After returning to the stage to play “Transcendental Youth”, Darnielle was coaxed happily back out again for a second encore. He started by recalling a story he’d shared earlier in the evening detailing how the headphones mentioned in “Hast Thou Considered The Tetrapod?” ended up in the hands of comic book illustrator Matt Fraction. He shared that Fraction recently created two characters, Cyrus and Jeff, based on a Mountain Goats song. As he talked about his desire to share the joy and amazement of that news with his younger self, it was impossible not be affected by sincerity of Darnielle’s joy. This speech lead directly into a hard-charging, piano-driven version of “The Best Ever Death Metal Band Out Of Denton”. It was one last sing-along and the crowd couldn’t have been happier, chanting words of defiance and transcendence in the face of crushing defeat.
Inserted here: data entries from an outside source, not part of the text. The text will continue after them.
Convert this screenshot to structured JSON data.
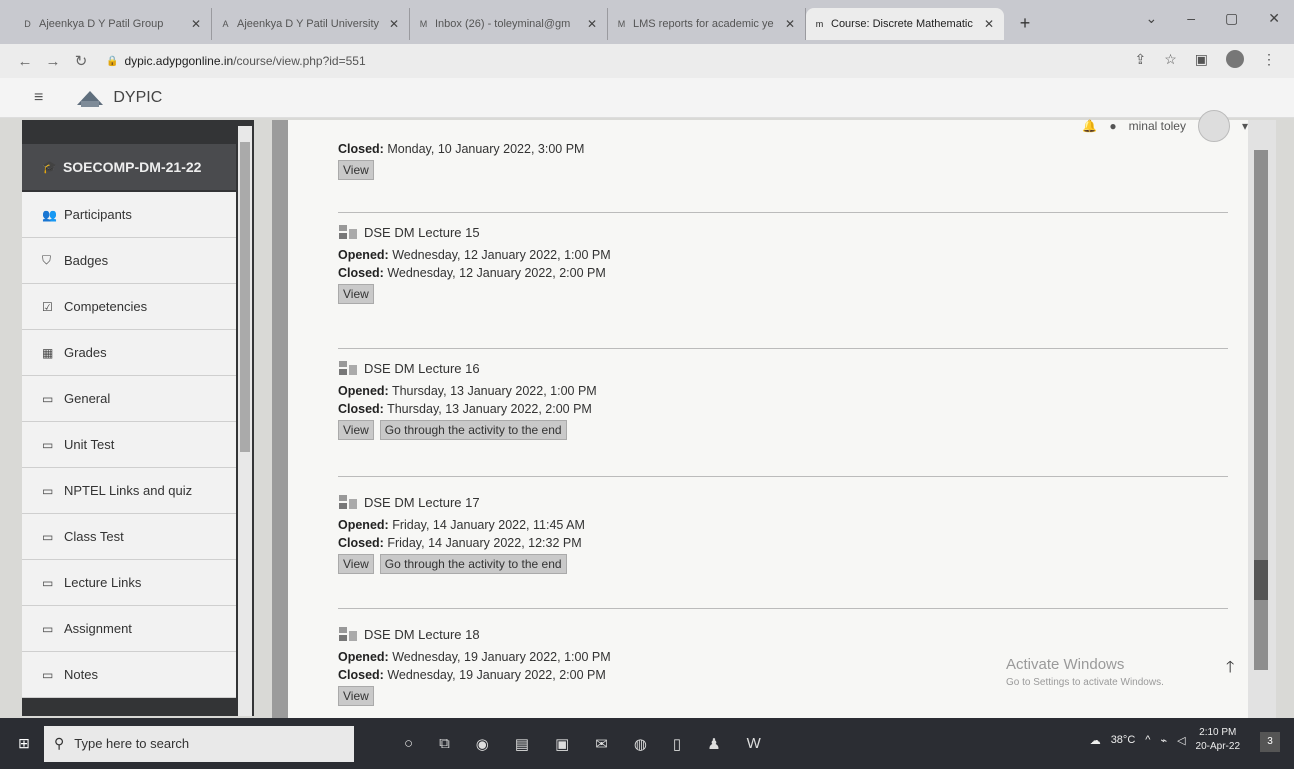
{
  "browser": {
    "tabs": [
      {
        "label": "Ajeenkya D Y Patil Group",
        "favicon": "D",
        "active": false
      },
      {
        "label": "Ajeenkya D Y Patil University",
        "favicon": "A",
        "active": false
      },
      {
        "label": "Inbox (26) - toleyminal@gm",
        "favicon": "M",
        "active": false
      },
      {
        "label": "LMS reports for academic ye",
        "favicon": "M",
        "active": false
      },
      {
        "label": "Course: Discrete Mathematic",
        "favicon": "m",
        "active": true
      }
    ],
    "url_host": "dypic.adypgonline.in",
    "url_path": "/course/view.php?id=551"
  },
  "moodle": {
    "brand": "DYPIC",
    "user_name": "minal toley"
  },
  "sidebar": {
    "course": "SOECOMP-DM-21-22",
    "items": [
      {
        "label": "Participants",
        "icon": "users-icon"
      },
      {
        "label": "Badges",
        "icon": "shield-icon"
      },
      {
        "label": "Competencies",
        "icon": "check-square-icon"
      },
      {
        "label": "Grades",
        "icon": "table-icon"
      },
      {
        "label": "General",
        "icon": "folder-icon"
      },
      {
        "label": "Unit Test",
        "icon": "folder-icon"
      },
      {
        "label": "NPTEL Links and quiz",
        "icon": "folder-icon"
      },
      {
        "label": "Class Test",
        "icon": "folder-icon"
      },
      {
        "label": "Lecture Links",
        "icon": "folder-icon"
      },
      {
        "label": "Assignment",
        "icon": "folder-icon"
      },
      {
        "label": "Notes",
        "icon": "folder-icon"
      }
    ]
  },
  "activities": [
    {
      "title": "",
      "opened": "",
      "closed": "Monday, 10 January 2022, 3:00 PM",
      "buttons": [
        "View"
      ]
    },
    {
      "title": "DSE DM Lecture 15",
      "opened": "Wednesday, 12 January 2022, 1:00 PM",
      "closed": "Wednesday, 12 January 2022, 2:00 PM",
      "buttons": [
        "View"
      ]
    },
    {
      "title": "DSE DM Lecture 16",
      "opened": "Thursday, 13 January 2022, 1:00 PM",
      "closed": "Thursday, 13 January 2022, 2:00 PM",
      "buttons": [
        "View",
        "Go through the activity to the end"
      ]
    },
    {
      "title": "DSE DM Lecture 17",
      "opened": "Friday, 14 January 2022, 11:45 AM",
      "closed": "Friday, 14 January 2022, 12:32 PM",
      "buttons": [
        "View",
        "Go through the activity to the end"
      ]
    },
    {
      "title": "DSE DM Lecture 18",
      "opened": "Wednesday, 19 January 2022, 1:00 PM",
      "closed": "Wednesday, 19 January 2022, 2:00 PM",
      "buttons": [
        "View"
      ]
    }
  ],
  "labels": {
    "opened": "Opened:",
    "closed": "Closed:"
  },
  "watermark": {
    "line1": "Activate Windows",
    "line2": "Go to Settings to activate Windows."
  },
  "taskbar": {
    "search_placeholder": "Type here to search",
    "temperature": "38°C",
    "time": "2:10 PM",
    "date": "20-Apr-22",
    "notifications": "3"
  }
}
I couldn’t think of a more appropriate catharsis than a group of strangers getting together at Halloween to scream “Hail Satan, tonight!”
“Feast when you can / And dream when there’s nothing to feast on,” Darnielle sang at one point. Tonight, as Chicago danced behind face paint and masks, the Mountain Goats gathered together dreamers to share a feast.
Love, Love, Love
Up With The Wolves
Amy aka Spent Gladiator 1
The Mess Inside
Source Decay (Solo)
Steal Smoked Fish (Solo)
Shadow Song (Solo)
Ezekiel 7 And The Permanent Efficacy Of Grace (Solo)
Lakeside View Apartments
In Memory Of Satan
Cry For Judas
First Few Desperate Hours
Hast Thou Considered The Tetrapod?
Spent Gladiator 2
The Best Ever Death Metal Band Out Of Denton